Quantitative easing (QE) is a form of nontraditional monetary policy in which a central bank buys a large number of securities to stimulate the economy. If it worked well, the increase in the money supply would encourage lending, lower interest rates, and lead to economic growth.
Quantitative easing (QE) is a monetary policy measure in which a central bank buys predetermined amounts of government bonds or other financial assets (i.e., municipal bonds, corporate bonds, stocks, etc.) to inject money into the economy to expand economic activity. It is considered an unconventional form of monetary policy, which is generally used only when inflation is very low or negative and the usual monetary policy tools have become ineffective.
Similar to conventional open market operations to implement monetary policy, a central bank conducts quantitative easing by purchasing financial assets from commercial banks and other financial institutions. It thus raises the prices of these financial assets and lowers their yields while increasing the money supply. Unlike normal policy, however, quantitative easing involves the purchase of riskier assets on a large scale and over a predetermined period of time.
Central banks typically resort to quantitative easing when their nominal interest rate target approaches or reaches zero. Very low-interest rates lead to a liquidity trap, i.e., a situation in which people prefer to hold cash or very liquid assets in the face of low yields on other financial assets. This makes it difficult for interest rates to fall below zero; monetary authorities can then use quantitative easing to further stimulate the economy rather than trying to lower the interest rate further.

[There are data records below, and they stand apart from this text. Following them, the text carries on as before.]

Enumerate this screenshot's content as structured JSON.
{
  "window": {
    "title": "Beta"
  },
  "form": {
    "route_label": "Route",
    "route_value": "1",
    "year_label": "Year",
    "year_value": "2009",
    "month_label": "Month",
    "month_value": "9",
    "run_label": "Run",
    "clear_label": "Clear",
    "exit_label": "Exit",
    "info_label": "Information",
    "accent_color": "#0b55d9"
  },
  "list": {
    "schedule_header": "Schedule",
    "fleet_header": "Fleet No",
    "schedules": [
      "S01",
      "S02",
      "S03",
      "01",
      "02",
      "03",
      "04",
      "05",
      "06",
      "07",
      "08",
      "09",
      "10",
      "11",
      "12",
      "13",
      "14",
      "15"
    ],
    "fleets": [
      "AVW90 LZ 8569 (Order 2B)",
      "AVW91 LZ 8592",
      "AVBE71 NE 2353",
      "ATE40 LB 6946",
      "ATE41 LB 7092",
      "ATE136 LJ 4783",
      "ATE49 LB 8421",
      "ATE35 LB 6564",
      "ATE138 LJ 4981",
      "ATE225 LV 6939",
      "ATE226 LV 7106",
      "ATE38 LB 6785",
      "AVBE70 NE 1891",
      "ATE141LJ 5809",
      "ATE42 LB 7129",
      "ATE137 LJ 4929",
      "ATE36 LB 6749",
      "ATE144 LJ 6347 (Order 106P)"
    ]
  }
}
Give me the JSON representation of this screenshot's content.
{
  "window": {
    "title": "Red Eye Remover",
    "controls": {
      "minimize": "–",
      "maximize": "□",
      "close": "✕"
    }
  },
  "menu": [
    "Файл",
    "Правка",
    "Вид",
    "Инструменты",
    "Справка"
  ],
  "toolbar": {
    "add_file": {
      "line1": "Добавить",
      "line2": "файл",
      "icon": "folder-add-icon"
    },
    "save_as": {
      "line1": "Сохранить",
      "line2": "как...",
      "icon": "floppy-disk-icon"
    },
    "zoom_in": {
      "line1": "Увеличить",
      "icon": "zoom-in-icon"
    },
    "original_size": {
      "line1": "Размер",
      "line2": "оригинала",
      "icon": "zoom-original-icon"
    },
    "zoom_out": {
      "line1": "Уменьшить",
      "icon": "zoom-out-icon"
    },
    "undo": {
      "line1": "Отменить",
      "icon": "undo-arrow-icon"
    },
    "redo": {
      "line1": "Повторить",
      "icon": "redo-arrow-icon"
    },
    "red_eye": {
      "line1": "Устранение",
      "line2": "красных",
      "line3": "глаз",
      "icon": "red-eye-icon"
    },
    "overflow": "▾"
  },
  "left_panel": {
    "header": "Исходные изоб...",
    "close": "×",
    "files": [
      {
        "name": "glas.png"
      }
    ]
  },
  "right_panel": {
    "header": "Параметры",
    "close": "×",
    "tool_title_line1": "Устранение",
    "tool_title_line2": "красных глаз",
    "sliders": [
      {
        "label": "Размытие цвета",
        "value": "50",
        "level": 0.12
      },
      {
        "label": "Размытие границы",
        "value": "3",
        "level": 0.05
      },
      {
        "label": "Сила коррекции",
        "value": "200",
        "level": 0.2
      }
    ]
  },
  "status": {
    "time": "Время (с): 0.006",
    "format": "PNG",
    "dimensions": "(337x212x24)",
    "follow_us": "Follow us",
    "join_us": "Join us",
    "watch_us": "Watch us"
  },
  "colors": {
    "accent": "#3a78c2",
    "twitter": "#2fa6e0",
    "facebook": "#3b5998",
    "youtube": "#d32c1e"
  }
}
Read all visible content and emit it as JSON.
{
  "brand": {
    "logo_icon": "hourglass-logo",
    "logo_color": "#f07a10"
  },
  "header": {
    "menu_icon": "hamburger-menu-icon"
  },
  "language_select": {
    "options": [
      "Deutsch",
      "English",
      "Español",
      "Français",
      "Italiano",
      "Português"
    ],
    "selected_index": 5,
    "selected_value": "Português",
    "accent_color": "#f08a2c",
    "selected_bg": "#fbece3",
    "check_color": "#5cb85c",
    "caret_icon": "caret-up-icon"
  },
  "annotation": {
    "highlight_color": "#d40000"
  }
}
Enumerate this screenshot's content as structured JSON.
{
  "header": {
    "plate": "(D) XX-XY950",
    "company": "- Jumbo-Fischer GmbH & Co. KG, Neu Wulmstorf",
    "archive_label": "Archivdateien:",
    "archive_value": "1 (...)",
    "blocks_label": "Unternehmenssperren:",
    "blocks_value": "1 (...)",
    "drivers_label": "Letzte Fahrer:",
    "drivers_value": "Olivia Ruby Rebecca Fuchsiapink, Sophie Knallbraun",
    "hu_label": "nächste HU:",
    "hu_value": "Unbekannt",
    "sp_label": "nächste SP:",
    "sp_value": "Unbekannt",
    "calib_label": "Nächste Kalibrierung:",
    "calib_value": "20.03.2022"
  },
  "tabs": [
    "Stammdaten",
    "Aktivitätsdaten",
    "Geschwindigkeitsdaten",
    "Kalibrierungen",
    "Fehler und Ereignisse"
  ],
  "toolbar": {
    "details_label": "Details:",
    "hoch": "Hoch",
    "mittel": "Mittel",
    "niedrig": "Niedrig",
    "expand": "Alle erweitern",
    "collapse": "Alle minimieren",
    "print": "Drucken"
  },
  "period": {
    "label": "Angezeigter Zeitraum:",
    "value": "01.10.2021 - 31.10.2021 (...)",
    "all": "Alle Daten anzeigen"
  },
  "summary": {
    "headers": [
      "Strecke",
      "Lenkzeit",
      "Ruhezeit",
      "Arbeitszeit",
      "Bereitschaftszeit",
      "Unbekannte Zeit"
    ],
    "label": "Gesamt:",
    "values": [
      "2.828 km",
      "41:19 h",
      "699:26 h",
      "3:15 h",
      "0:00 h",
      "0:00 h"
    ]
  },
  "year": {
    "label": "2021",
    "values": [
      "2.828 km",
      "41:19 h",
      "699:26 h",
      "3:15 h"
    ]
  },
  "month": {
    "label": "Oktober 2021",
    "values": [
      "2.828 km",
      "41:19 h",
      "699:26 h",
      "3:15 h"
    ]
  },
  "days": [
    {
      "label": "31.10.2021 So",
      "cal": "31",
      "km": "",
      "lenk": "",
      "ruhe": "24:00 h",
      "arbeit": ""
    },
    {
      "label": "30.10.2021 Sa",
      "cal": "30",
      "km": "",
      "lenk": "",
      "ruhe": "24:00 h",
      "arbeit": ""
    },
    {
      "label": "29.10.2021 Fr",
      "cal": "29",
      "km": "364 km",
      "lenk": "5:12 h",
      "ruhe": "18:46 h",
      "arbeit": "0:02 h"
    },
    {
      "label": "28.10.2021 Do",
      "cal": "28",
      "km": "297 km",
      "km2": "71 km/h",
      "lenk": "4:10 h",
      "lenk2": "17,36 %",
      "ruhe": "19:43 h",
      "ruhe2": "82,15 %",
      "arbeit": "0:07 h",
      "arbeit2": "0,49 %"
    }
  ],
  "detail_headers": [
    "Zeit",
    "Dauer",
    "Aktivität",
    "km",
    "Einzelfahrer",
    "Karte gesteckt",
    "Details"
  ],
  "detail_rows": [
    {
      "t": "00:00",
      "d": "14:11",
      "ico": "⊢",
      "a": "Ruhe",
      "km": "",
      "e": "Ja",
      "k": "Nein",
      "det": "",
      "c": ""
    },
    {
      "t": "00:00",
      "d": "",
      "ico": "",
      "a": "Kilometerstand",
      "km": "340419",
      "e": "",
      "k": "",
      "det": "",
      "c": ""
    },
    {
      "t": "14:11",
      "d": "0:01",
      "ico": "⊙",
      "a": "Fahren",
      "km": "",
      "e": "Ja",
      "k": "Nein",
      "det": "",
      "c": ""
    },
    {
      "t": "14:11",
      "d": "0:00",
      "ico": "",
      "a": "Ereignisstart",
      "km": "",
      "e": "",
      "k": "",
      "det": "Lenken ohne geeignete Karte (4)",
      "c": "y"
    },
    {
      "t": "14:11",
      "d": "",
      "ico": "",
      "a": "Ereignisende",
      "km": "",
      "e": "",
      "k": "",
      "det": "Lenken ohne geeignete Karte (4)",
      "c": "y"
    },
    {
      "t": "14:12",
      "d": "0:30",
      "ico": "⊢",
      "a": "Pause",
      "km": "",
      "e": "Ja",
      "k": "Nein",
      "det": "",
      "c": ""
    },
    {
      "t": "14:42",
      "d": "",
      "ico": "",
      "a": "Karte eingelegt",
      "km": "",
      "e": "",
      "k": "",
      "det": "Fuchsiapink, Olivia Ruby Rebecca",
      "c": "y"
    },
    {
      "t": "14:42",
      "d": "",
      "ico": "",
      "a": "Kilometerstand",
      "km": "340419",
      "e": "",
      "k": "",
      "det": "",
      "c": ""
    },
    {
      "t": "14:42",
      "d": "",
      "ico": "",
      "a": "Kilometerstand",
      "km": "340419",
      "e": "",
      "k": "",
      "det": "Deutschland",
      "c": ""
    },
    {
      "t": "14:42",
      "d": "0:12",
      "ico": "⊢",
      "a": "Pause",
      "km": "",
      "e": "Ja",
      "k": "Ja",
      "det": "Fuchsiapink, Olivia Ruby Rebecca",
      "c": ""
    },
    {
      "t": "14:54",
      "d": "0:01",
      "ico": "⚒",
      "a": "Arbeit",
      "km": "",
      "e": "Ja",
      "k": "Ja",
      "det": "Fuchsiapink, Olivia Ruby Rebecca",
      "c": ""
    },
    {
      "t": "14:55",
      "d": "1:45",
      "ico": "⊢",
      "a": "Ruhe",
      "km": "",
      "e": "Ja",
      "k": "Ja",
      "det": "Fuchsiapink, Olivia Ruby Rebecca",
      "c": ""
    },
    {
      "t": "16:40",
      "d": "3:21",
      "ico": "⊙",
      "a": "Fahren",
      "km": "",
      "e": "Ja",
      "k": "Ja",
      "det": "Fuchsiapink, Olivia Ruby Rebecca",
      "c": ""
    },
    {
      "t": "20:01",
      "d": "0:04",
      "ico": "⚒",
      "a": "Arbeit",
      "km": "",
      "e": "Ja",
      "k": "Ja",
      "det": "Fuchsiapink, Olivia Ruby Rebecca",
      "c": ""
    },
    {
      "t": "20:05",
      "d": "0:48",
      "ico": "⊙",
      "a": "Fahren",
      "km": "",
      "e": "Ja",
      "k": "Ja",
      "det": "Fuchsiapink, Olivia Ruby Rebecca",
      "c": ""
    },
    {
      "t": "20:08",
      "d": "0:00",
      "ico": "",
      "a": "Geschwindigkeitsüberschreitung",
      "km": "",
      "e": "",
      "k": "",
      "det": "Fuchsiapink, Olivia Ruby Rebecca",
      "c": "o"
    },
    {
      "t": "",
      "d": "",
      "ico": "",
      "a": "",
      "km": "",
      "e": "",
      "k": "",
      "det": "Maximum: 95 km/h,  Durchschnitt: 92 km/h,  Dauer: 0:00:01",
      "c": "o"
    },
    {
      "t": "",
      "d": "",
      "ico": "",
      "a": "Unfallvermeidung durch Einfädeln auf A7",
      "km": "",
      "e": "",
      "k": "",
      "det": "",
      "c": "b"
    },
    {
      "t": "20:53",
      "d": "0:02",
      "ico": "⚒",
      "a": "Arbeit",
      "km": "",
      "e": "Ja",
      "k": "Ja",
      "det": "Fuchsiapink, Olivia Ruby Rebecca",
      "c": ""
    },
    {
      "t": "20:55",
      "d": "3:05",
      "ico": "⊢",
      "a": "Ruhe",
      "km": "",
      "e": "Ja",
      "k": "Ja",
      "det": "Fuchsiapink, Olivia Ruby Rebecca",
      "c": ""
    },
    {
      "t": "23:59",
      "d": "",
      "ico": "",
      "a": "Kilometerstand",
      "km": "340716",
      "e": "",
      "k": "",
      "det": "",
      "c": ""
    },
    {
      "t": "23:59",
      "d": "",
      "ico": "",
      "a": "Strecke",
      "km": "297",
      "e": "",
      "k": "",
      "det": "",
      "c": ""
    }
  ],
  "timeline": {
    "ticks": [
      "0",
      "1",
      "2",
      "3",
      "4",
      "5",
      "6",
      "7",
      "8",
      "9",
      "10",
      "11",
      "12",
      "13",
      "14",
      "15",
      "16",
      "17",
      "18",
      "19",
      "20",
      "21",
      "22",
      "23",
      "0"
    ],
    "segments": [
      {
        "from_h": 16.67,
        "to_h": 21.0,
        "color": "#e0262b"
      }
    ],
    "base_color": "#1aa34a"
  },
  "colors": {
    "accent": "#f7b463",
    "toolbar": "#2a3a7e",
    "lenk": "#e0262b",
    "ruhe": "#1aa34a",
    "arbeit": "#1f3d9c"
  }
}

Quantitative easing can theoretically help pull the economy out of recession and ensure that inflation does not fall below the central bank's inflation target. However, QE programs are also criticized for their risks and side effects. Quantitative easing was implemented by all major central banks around the world after the 2008 global financial crisis and again in response to the COVID-19 pandemic.